# Can we show the function $(2x+1)/(x^2-1)$ can take all real values? Add to your resource collection Remove from your resource collection Add notes to this resource View your notes for this resource

Ref: R9329

## Solution

Prove that, for real values of $x$, the function $\frac{2x+1}{x^2-1}$ can take all real values.

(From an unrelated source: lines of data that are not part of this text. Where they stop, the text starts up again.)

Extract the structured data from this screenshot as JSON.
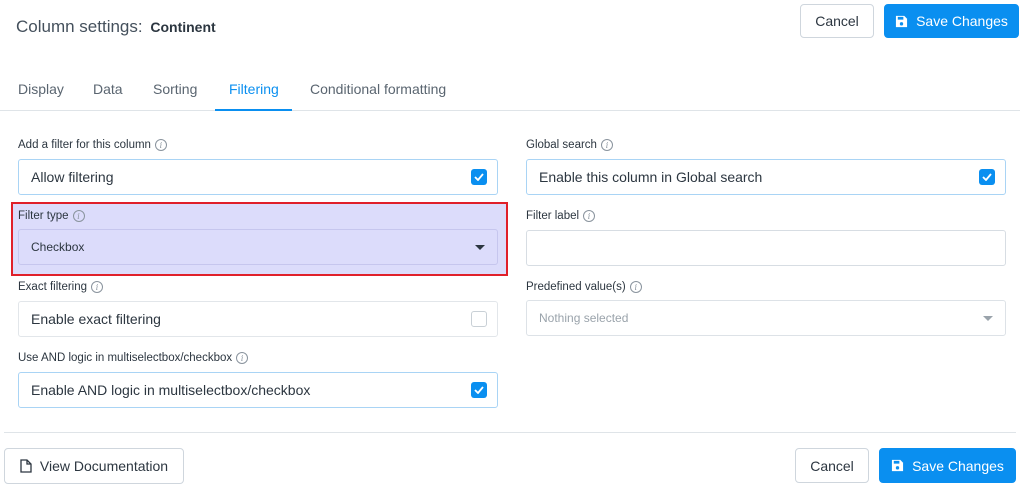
{
  "header": {
    "title_prefix": "Column settings:",
    "column_name": "Continent",
    "cancel_label": "Cancel",
    "save_label": "Save Changes"
  },
  "tabs": [
    {
      "label": "Display"
    },
    {
      "label": "Data"
    },
    {
      "label": "Sorting"
    },
    {
      "label": "Filtering",
      "active": true
    },
    {
      "label": "Conditional formatting"
    }
  ],
  "left": {
    "add_filter": {
      "label": "Add a filter for this column",
      "field_text": "Allow filtering",
      "checked": true
    },
    "filter_type": {
      "label": "Filter type",
      "value": "Checkbox"
    },
    "exact_filtering": {
      "label": "Exact filtering",
      "field_text": "Enable exact filtering",
      "checked": false
    },
    "and_logic": {
      "label": "Use AND logic in multiselectbox/checkbox",
      "field_text": "Enable AND logic in multiselectbox/checkbox",
      "checked": true
    }
  },
  "right": {
    "global_search": {
      "label": "Global search",
      "field_text": "Enable this column in Global search",
      "checked": true
    },
    "filter_label": {
      "label": "Filter label",
      "value": ""
    },
    "predefined": {
      "label": "Predefined value(s)",
      "placeholder": "Nothing selected"
    }
  },
  "footer": {
    "docs_label": "View Documentation",
    "cancel_label": "Cancel",
    "save_label": "Save Changes"
  },
  "colors": {
    "accent": "#0a8ff0",
    "highlight_border": "#e0202a",
    "highlight_fill": "#dcdcfb"
  }
}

Let $y=\dfrac{2x+1}{x^{2}-1}$ ($x \neq \pm 1$). Rearranging, we have that $yx^2-2x-(1+y)=0.$ We can solve this quadratic for $x$ to find that (if $y \neq 0$), \begin{align*} x &= \frac{2\pm\sqrt{4+4y(y+1)}}{2y}\\ &= \frac{1 \pm \sqrt{y^2 + y + 1}}{y}\\ &=\frac{1 \pm \sqrt{\left(y+\frac{1}{2}\right)^2 + \frac{3}{4}}}{y}. \end{align*}

So for any value of $y\neq 0$, this gives real values for $x$, and so for these $x$-values, $f(x)=\frac{2x+1}{x^2-1} = y.$

If $y = 0$, then $x = -\dfrac{1}{2}$ gives $f(x) = y$. So the function takes all real values.

Sketch the graph of the function, and prove that it has a point of inflection between $x=-1$ and $x=+1$.

There are vertical asymptotes at $x=\pm 1$, and the curve behaves like $y=\dfrac{2}{x}$ for large $x$.

Also $f(0)=-1$ and the only root for $f(x) = 0$ is $-\frac{1}{2}$.

We can find the gradient of the curve by using the quotient rule ($x \neq \pm 1$): \begin{align*} f'(x) &= \frac{2(x^2-1)-(2x+1)(2x)}{(x^2-1)^2}\\ &= \frac{-2x^2-2x-2}{(x^2-1)^2}\\ &= \frac{-2(x^2+x+1)}{(x^2-1)^2}\\ &= \frac{-2\left(\left(x+\frac{1}{2}\right)^2+\frac{3}{4}\right)}{(x^2-1)^2},\\ \end{align*}

which is always negative.

A point of inflection on a curve occurs where the gradient function has a maximum or a minimum.

Informally, our curve must change from being concave upwards to concave downwards in between the two asymptotes $x\pm1$, and so it has a point of inflection somewhere there.

To be sure of this, we note that $f'(-0.5) = -\dfrac{24}{9}$, $f'(0) = -2$, $f'(0.5) = -\dfrac{56}{9}$, and that $-\dfrac{24}{9} < -2 > -\dfrac{56}{9}$.

This means, if we imagine the graph of $y=f'(x)$, a continuous function between $-1$ and $1$, that $f'(x)$ must have a local maximum between $-0.5$ and $0.5$.